But perhaps it wasn’t political fatigue so much as ideological fatigue. Political activism wasn’t dead—it had grown up. That summer the Democratic National Convention would reject the Illinois delegation led by Mayor Daley on the grounds that it was undemocratically chosen and wasn’t a representative cross section of the party. On August 4, Wayne Whalen, the lawyer orchestrating the challenge, discussed it in the Reader.

“Then, last and most important, the response of the Daley machine to the legalities of the Challenge demonstrated the intellectual bankruptcy of the machine hierarchy and its decision-making process. From Chicago, to Washington and the Credentials Committee and the Supreme Court, all the way to Miami, they made 25 to 30 major mistakes. With 17 or 18 lawyers working for them, the Organization seemed unable to make a right decision. The Challenge showed that Daley, confronted with a political problem such as this, can no longer bring the necessary forces to bear on it. They no longer know how to work with the rules, let alone within them. The conduct of this group of people in responding to the challenge demonstrated they are not fit to govern.”

[issue cover: Reader's First Anniversary Guide to Chicago (Volume Two, Number One)]

September 29, 1972

“What kind of a paper is this, anyway?”

Questions we’ve heard over and over in the last year.

The Reader reports on the Reader in its first anniversary issue:

“Sustained a $19,874 loss in its first ten months of operation”

“Currently, four people are working full-time”

“Making this newspaper turn a profit does not appear easy, as long as we attempt to stay honest”

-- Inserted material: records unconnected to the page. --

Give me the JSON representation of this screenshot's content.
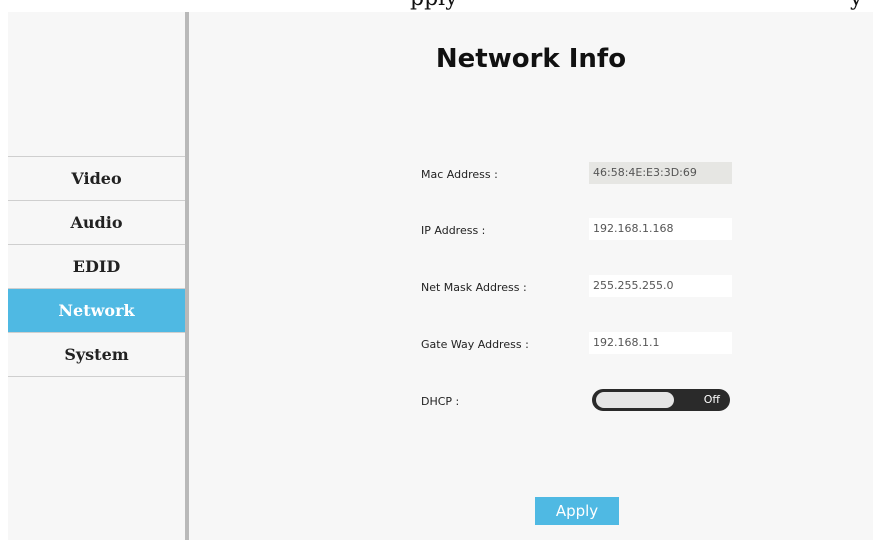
{
  "top_fragment": {
    "left_text": "pply",
    "right_text": "y"
  },
  "sidebar": {
    "items": [
      {
        "label": "Video",
        "active": false
      },
      {
        "label": "Audio",
        "active": false
      },
      {
        "label": "EDID",
        "active": false
      },
      {
        "label": "Network",
        "active": true
      },
      {
        "label": "System",
        "active": false
      }
    ]
  },
  "main": {
    "title": "Network Info",
    "mac": {
      "label": "Mac Address :",
      "value": "46:58:4E:E3:3D:69"
    },
    "ip": {
      "label": "IP Address :",
      "value": "192.168.1.168"
    },
    "netmask": {
      "label": "Net Mask Address :",
      "value": "255.255.255.0"
    },
    "gateway": {
      "label": "Gate Way Address :",
      "value": "192.168.1.1"
    },
    "dhcp": {
      "label": "DHCP :",
      "state": "Off"
    },
    "apply_label": "Apply"
  },
  "colors": {
    "accent": "#4fb9e3",
    "panel_bg": "#f7f7f7",
    "divider": "#b9b9b9",
    "toggle_bg": "#2a2a2a"
  }
}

“More and more people tell us how relieved they are not to have to fight through radical political polemics to read a story.”